The five most important things to measure in HR by Drake International
Companies are looking to talent analytics for improving decision making around recruitment, retention, and succession planning, and Human Resources is stepping into the spotlight with HR Analytics.
The growth of analytics within HR is growing exponentially. Dr. Jac Fitz-enz is acknowledged as the father of human capital strategic analysis and measurement. He published the first human resources metrics in 1978 and benchmarks in 1985. Recently, he was cited as one of the top five “HR Management Gurus” by HR World, and by SHRM as one of the 50 persons who has “significantly changed what HR does and how it does it.” In a presentation to senior executives, Dr. Fitz-enz shared his thoughts on what he considers to be the five most important things to measure in HR, as follows:
- The single most important thing to measure is the mission critical turnover; who is leaving; what is it costing me for these most talented and most critical job people to leave?
- The total cost of labour as a percent in terms of revenue. What is it costing me to generate the revenue I am generating in terms of human costs?
- The amount of money spent on learning and development because if we are not pushing them continuously and developing our people, then we will have problems in the future.
- Engagement and how engagement is tied to productivity or other performance indicators. Engagement and its effects on the organization which is very important.
- The view of leadership by our employees. How do they see our leadership? Do they respect our leaders? Do they like our leaders? The reason this is so important is that if the workforce doesn’t respect and like working with the leaders, then whenever things go bad, people will drop out psychologically or physically leave the organization.

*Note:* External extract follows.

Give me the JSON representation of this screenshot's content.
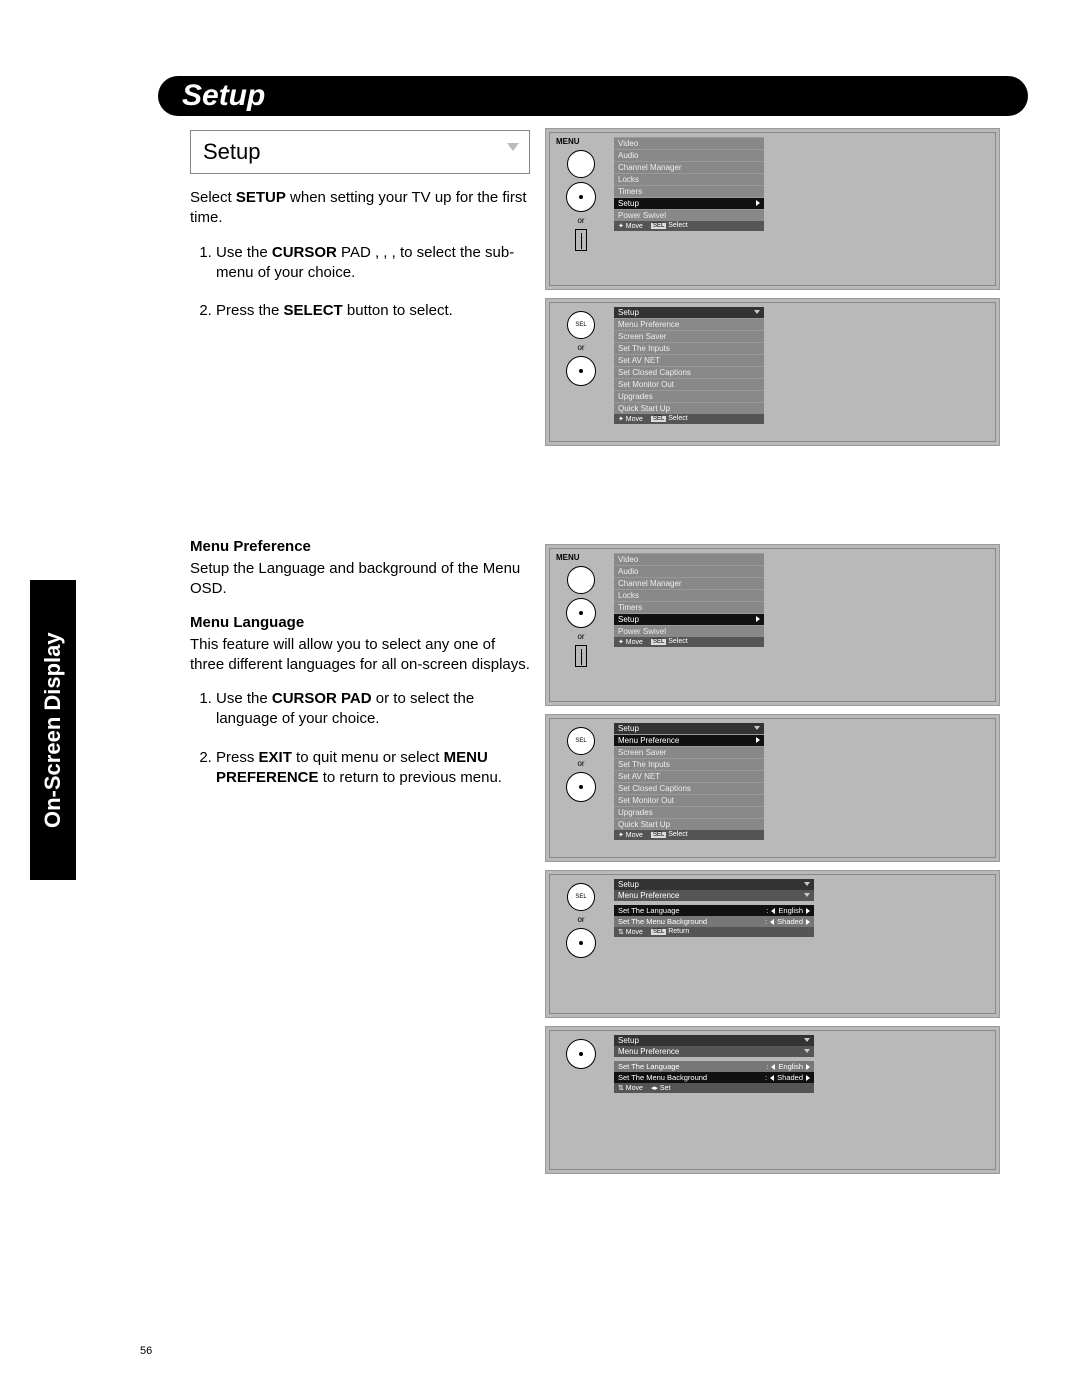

Josh Bersin, Principal, and Founder, Bersin by Deloitte stated that “People Analytics is even more important than we thought. Our research (Deloitte Human Capital Trends 2015) shows that 87% of business leaders are highly concerned about retention and engagement, 86% about leadership, and more than 85% about current workforce skills. Companies desperately need data to figure out what makes people join, what makes people stay, who is likely to be most successful, and what we can do to build more leadership, customer service, and innovation in the team. All these problems can be directly informed by great People Analytics. If you can collect a lot of data about the workforce and look at it holistically, you can predict who the right people to hire are, and who are most likely to be successful as leaders."